"I think it means that everyone has their own personal demons. We didn't need to bring it with us because it's always been there anyway," Severus said.

"Then all that's changed is my attitude; the demon forced me to face my ghosts."

Severus shrugged his shoulders. "Maybe," he said. "But they're your ghosts. Find your own answers. If you'll excuse me now – I still have work to do."

Without waiting for a reply, he went into his office and closed the door. He felt relieved to finally be alone again; he didn't want to see that painting ever again and neither did he want to discuss that night ever again.

For a moment, he closed his eyes. He heard Lupin's footsteps in the corridor, moving away. Then it was quiet.

Severus took out his wand and lit a fire in the fireplace. He looked over at his desk and spotted a stack of parchments waiting there for him; the tests his sixth years had written last week. He'd meant to grade them today, but the longer he looked at the papers now, the more reluctant he became to even read one of them. He could just as well do it tomorrow.

He'd been standing with his back to the door for a few minutes already but only now he noticed his black coat hanging next to the door to his left. Of course, he'd seen it hanging there for the last two weeks, but he'd completely forgotten about the piece of parchment he'd left in the coat's pocket.

He reached out his hand but then hesitated; would he still find it there, or had he only imagined it and it had never even been there?

Only one way to find out.

Slowly, he reached into the coat's pocket and pulled out the folded piece of old yellowed parchment. He opened it, read it and then studied the signature once again. He still thought he'd done pretty well on it; how Minerva had come to suspect that it hadn't really been his father's signature had always remained a mystery to him. Maybe he should ask her.

Taking the piece of parchment with him, he walked over to the fireplace and sat down in the armchair in front of it. For a while, he looked into the flickering flames, then back at the permission form again.

He felt tempted to throw it into the fire, just because his father had made him throw away every permission form year after year.

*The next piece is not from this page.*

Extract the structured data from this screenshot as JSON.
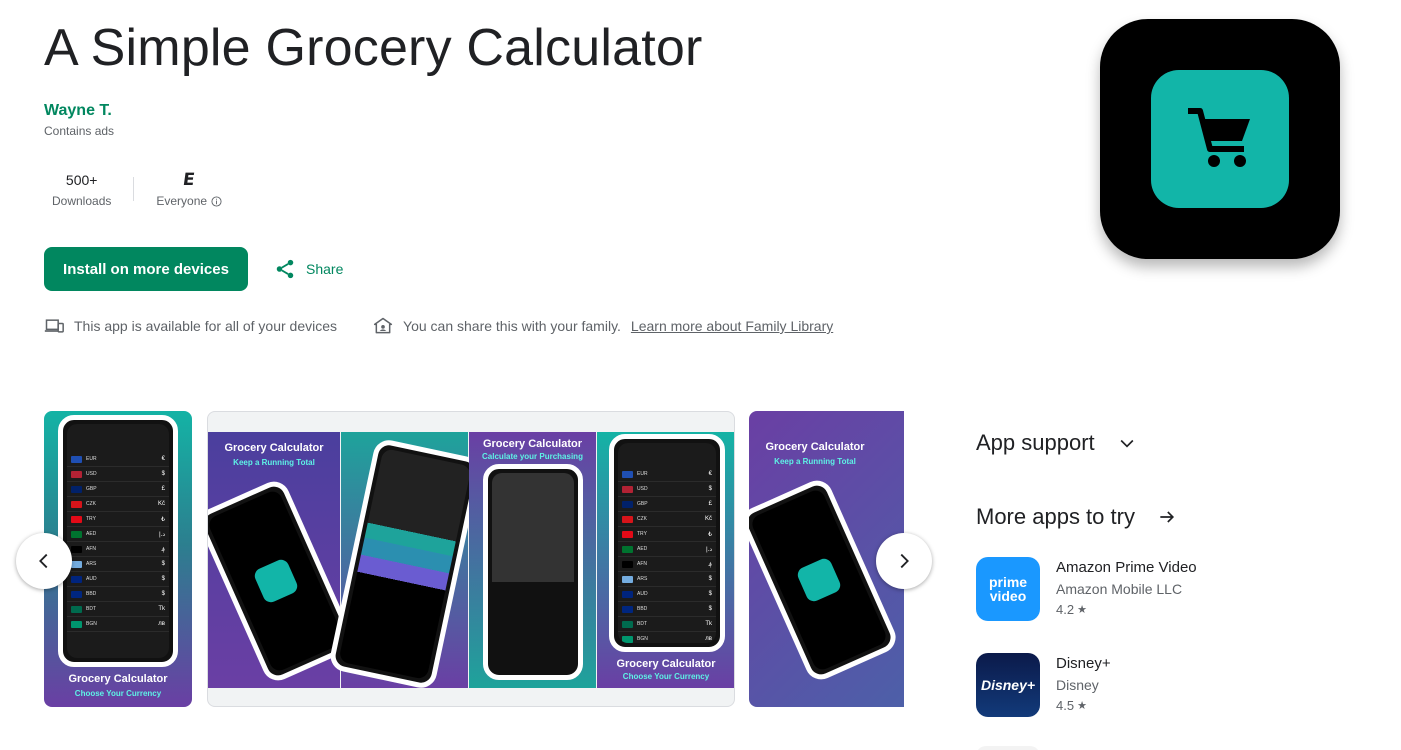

He'd been the one who'd insisted that he be banned from all Hogsmeade visits. Dumbledore wouldn't have done that. Actually, the Headmaster and McGonagall had even tried to talk his father out of it; without success, of course. His father would never have listened to Dumbledore; he'd never thought highly of the Headmaster. And even less would he have listened to McGonagall, mostly because he'd been convinced that a woman didn't belong in the position of Deputy Headmistress anyway. In his eyes, that had been just another proof of Dumbledore's foolishness and incompetence.

With a swift movement, Severus crumpled up the permission form and threw it into the fire. He sat in front of the fireplace and watched it burn to ashes, then he took out his wand again and put out the flames.

-the end-

Author's Note:

Last chapter. I hope you enjoyed it. Thank you all so much for your reviews and e-mails, I really appreciate each one. I'll miss you all Thank you :)

Thanks to shadowycat for all the beta-reading :) If you have nothing to do, why not go have a look at her stories.

Makrillit: I don't think Malfoy's just completely evil either. They had some sort of friendship once, and Snape was the one who ended it (at least in my world of never posted stories – can't write it all down here, send me an e-mail and I'll write you an essay ;)